National broadcasters and the UK government have backed a plan to double the number of disabled people working in television by 2020. The BBC, ITV and Sky are among those to support the initiative to increase the percentage of disabled people working on screen and behind the scenes. The scheme comes from the Creative Diversity Network (CDN). According to the CDN, 6.8% of people appearing on screen and 4.5% of the workforce off screen are disabled. The figures relate to programmes broadcast between August 2016 and July 2017.
A winery in central Japan could be the answer. About 40 such mentally disabled people are working at Komaki Winery in the city of Komaki in Aichi Prefecture, with their duties ranging from growing grapes to making wines and selling them. The work is challenging because none had experience in growing grapes or producing wines. In addition, temperatures and humidity in the area are high, making it a tough climate for making wines. Anyone can become an owner of grape vines at the winery for a membership fee, which goes to help create jobs for the employees with intellectual disabilities.

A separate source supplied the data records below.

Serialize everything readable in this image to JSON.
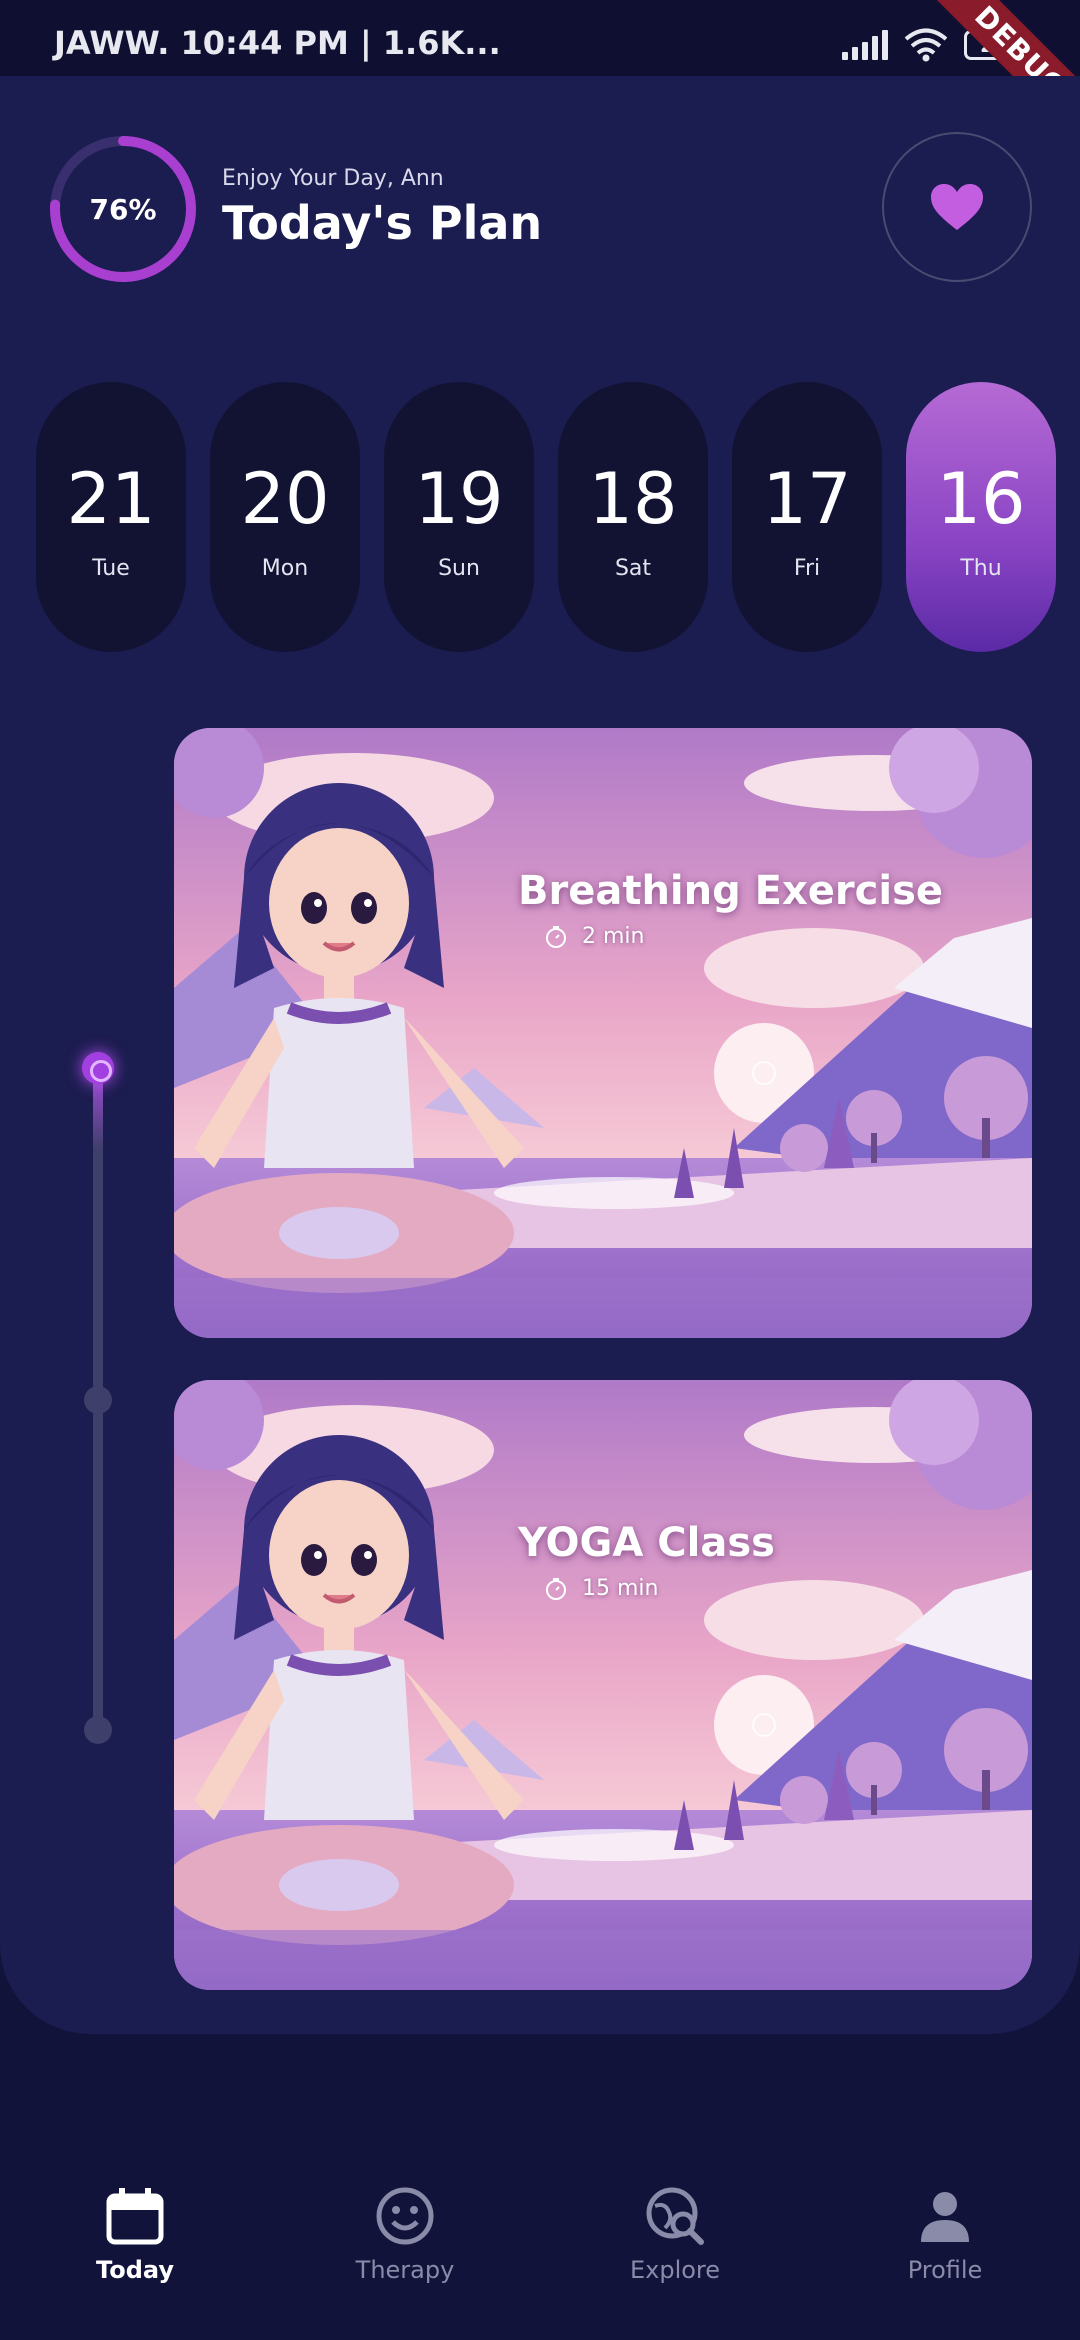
{
  "status_bar": {
    "left_text": "JAWW. 10:44 PM | 1.6K...",
    "battery": "28",
    "debug_label": "DEBUG"
  },
  "header": {
    "progress_label": "76%",
    "progress_value": 0.76,
    "greeting": "Enjoy Your Day, Ann",
    "title": "Today's Plan",
    "favorite_icon": "heart-icon"
  },
  "dates": [
    {
      "num": "21",
      "day": "Tue",
      "active": false
    },
    {
      "num": "20",
      "day": "Mon",
      "active": false
    },
    {
      "num": "19",
      "day": "Sun",
      "active": false
    },
    {
      "num": "18",
      "day": "Sat",
      "active": false
    },
    {
      "num": "17",
      "day": "Fri",
      "active": false
    },
    {
      "num": "16",
      "day": "Thu",
      "active": true
    }
  ],
  "activities": [
    {
      "title": "Breathing Exercise",
      "duration": "2 min"
    },
    {
      "title": "YOGA Class",
      "duration": "15 min"
    }
  ],
  "nav": [
    {
      "label": "Today",
      "icon": "calendar-icon",
      "active": true
    },
    {
      "label": "Therapy",
      "icon": "smiley-icon",
      "active": false
    },
    {
      "label": "Explore",
      "icon": "globe-search-icon",
      "active": false
    },
    {
      "label": "Profile",
      "icon": "person-icon",
      "active": false
    }
  ],
  "colors": {
    "background": "#12133a",
    "panel": "#1b1c4f",
    "accent": "#a23fe0",
    "pill": "#121333",
    "heart": "#c35ee0"
  }
}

Stand-up comic and writer Rosie Jones says we need to see disabled characters on TV "who are gritty, and flawed, and three-dimensional like every other person is". The comedian, who has cerebral palsy, says she's "angry at how disabled people are portrayed by the media". "They're always the victim, or they're always nice... I've met a lot of disabled people that I don't like." Her comments come after a Royal Television Society debate on the issue. Rosie, who is also a writer for the topical comedy show The Last Leg, has told Newsbeat that the presentation of disabled people on TV has been too simplistic up to now.